Collection entries
☆ ☆ ☆ ☆ ☆ ☆ ☆

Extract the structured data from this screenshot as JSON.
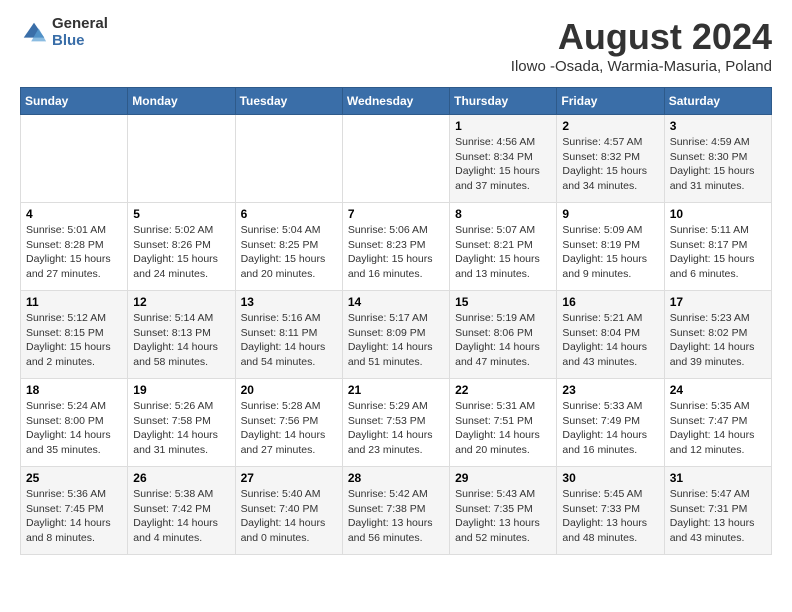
{
  "logo": {
    "general": "General",
    "blue": "Blue"
  },
  "title": "August 2024",
  "subtitle": "Ilowo -Osada, Warmia-Masuria, Poland",
  "weekdays": [
    "Sunday",
    "Monday",
    "Tuesday",
    "Wednesday",
    "Thursday",
    "Friday",
    "Saturday"
  ],
  "weeks": [
    [
      {
        "day": "",
        "info": ""
      },
      {
        "day": "",
        "info": ""
      },
      {
        "day": "",
        "info": ""
      },
      {
        "day": "",
        "info": ""
      },
      {
        "day": "1",
        "info": "Sunrise: 4:56 AM\nSunset: 8:34 PM\nDaylight: 15 hours\nand 37 minutes."
      },
      {
        "day": "2",
        "info": "Sunrise: 4:57 AM\nSunset: 8:32 PM\nDaylight: 15 hours\nand 34 minutes."
      },
      {
        "day": "3",
        "info": "Sunrise: 4:59 AM\nSunset: 8:30 PM\nDaylight: 15 hours\nand 31 minutes."
      }
    ],
    [
      {
        "day": "4",
        "info": "Sunrise: 5:01 AM\nSunset: 8:28 PM\nDaylight: 15 hours\nand 27 minutes."
      },
      {
        "day": "5",
        "info": "Sunrise: 5:02 AM\nSunset: 8:26 PM\nDaylight: 15 hours\nand 24 minutes."
      },
      {
        "day": "6",
        "info": "Sunrise: 5:04 AM\nSunset: 8:25 PM\nDaylight: 15 hours\nand 20 minutes."
      },
      {
        "day": "7",
        "info": "Sunrise: 5:06 AM\nSunset: 8:23 PM\nDaylight: 15 hours\nand 16 minutes."
      },
      {
        "day": "8",
        "info": "Sunrise: 5:07 AM\nSunset: 8:21 PM\nDaylight: 15 hours\nand 13 minutes."
      },
      {
        "day": "9",
        "info": "Sunrise: 5:09 AM\nSunset: 8:19 PM\nDaylight: 15 hours\nand 9 minutes."
      },
      {
        "day": "10",
        "info": "Sunrise: 5:11 AM\nSunset: 8:17 PM\nDaylight: 15 hours\nand 6 minutes."
      }
    ],
    [
      {
        "day": "11",
        "info": "Sunrise: 5:12 AM\nSunset: 8:15 PM\nDaylight: 15 hours\nand 2 minutes."
      },
      {
        "day": "12",
        "info": "Sunrise: 5:14 AM\nSunset: 8:13 PM\nDaylight: 14 hours\nand 58 minutes."
      },
      {
        "day": "13",
        "info": "Sunrise: 5:16 AM\nSunset: 8:11 PM\nDaylight: 14 hours\nand 54 minutes."
      },
      {
        "day": "14",
        "info": "Sunrise: 5:17 AM\nSunset: 8:09 PM\nDaylight: 14 hours\nand 51 minutes."
      },
      {
        "day": "15",
        "info": "Sunrise: 5:19 AM\nSunset: 8:06 PM\nDaylight: 14 hours\nand 47 minutes."
      },
      {
        "day": "16",
        "info": "Sunrise: 5:21 AM\nSunset: 8:04 PM\nDaylight: 14 hours\nand 43 minutes."
      },
      {
        "day": "17",
        "info": "Sunrise: 5:23 AM\nSunset: 8:02 PM\nDaylight: 14 hours\nand 39 minutes."
      }
    ],
    [
      {
        "day": "18",
        "info": "Sunrise: 5:24 AM\nSunset: 8:00 PM\nDaylight: 14 hours\nand 35 minutes."
      },
      {
        "day": "19",
        "info": "Sunrise: 5:26 AM\nSunset: 7:58 PM\nDaylight: 14 hours\nand 31 minutes."
      },
      {
        "day": "20",
        "info": "Sunrise: 5:28 AM\nSunset: 7:56 PM\nDaylight: 14 hours\nand 27 minutes."
      },
      {
        "day": "21",
        "info": "Sunrise: 5:29 AM\nSunset: 7:53 PM\nDaylight: 14 hours\nand 23 minutes."
      },
      {
        "day": "22",
        "info": "Sunrise: 5:31 AM\nSunset: 7:51 PM\nDaylight: 14 hours\nand 20 minutes."
      },
      {
        "day": "23",
        "info": "Sunrise: 5:33 AM\nSunset: 7:49 PM\nDaylight: 14 hours\nand 16 minutes."
      },
      {
        "day": "24",
        "info": "Sunrise: 5:35 AM\nSunset: 7:47 PM\nDaylight: 14 hours\nand 12 minutes."
      }
    ],
    [
      {
        "day": "25",
        "info": "Sunrise: 5:36 AM\nSunset: 7:45 PM\nDaylight: 14 hours\nand 8 minutes."
      },
      {
        "day": "26",
        "info": "Sunrise: 5:38 AM\nSunset: 7:42 PM\nDaylight: 14 hours\nand 4 minutes."
      },
      {
        "day": "27",
        "info": "Sunrise: 5:40 AM\nSunset: 7:40 PM\nDaylight: 14 hours\nand 0 minutes."
      },
      {
        "day": "28",
        "info": "Sunrise: 5:42 AM\nSunset: 7:38 PM\nDaylight: 13 hours\nand 56 minutes."
      },
      {
        "day": "29",
        "info": "Sunrise: 5:43 AM\nSunset: 7:35 PM\nDaylight: 13 hours\nand 52 minutes."
      },
      {
        "day": "30",
        "info": "Sunrise: 5:45 AM\nSunset: 7:33 PM\nDaylight: 13 hours\nand 48 minutes."
      },
      {
        "day": "31",
        "info": "Sunrise: 5:47 AM\nSunset: 7:31 PM\nDaylight: 13 hours\nand 43 minutes."
      }
    ]
  ]
}
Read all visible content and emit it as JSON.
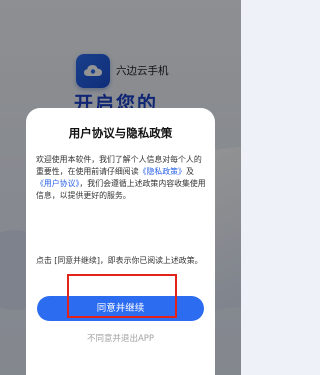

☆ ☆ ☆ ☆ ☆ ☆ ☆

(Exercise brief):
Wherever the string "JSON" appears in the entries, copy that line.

(Result of this task):
Extract the structured data from this screenshot as JSON.
Read all visible content and emit it as JSON.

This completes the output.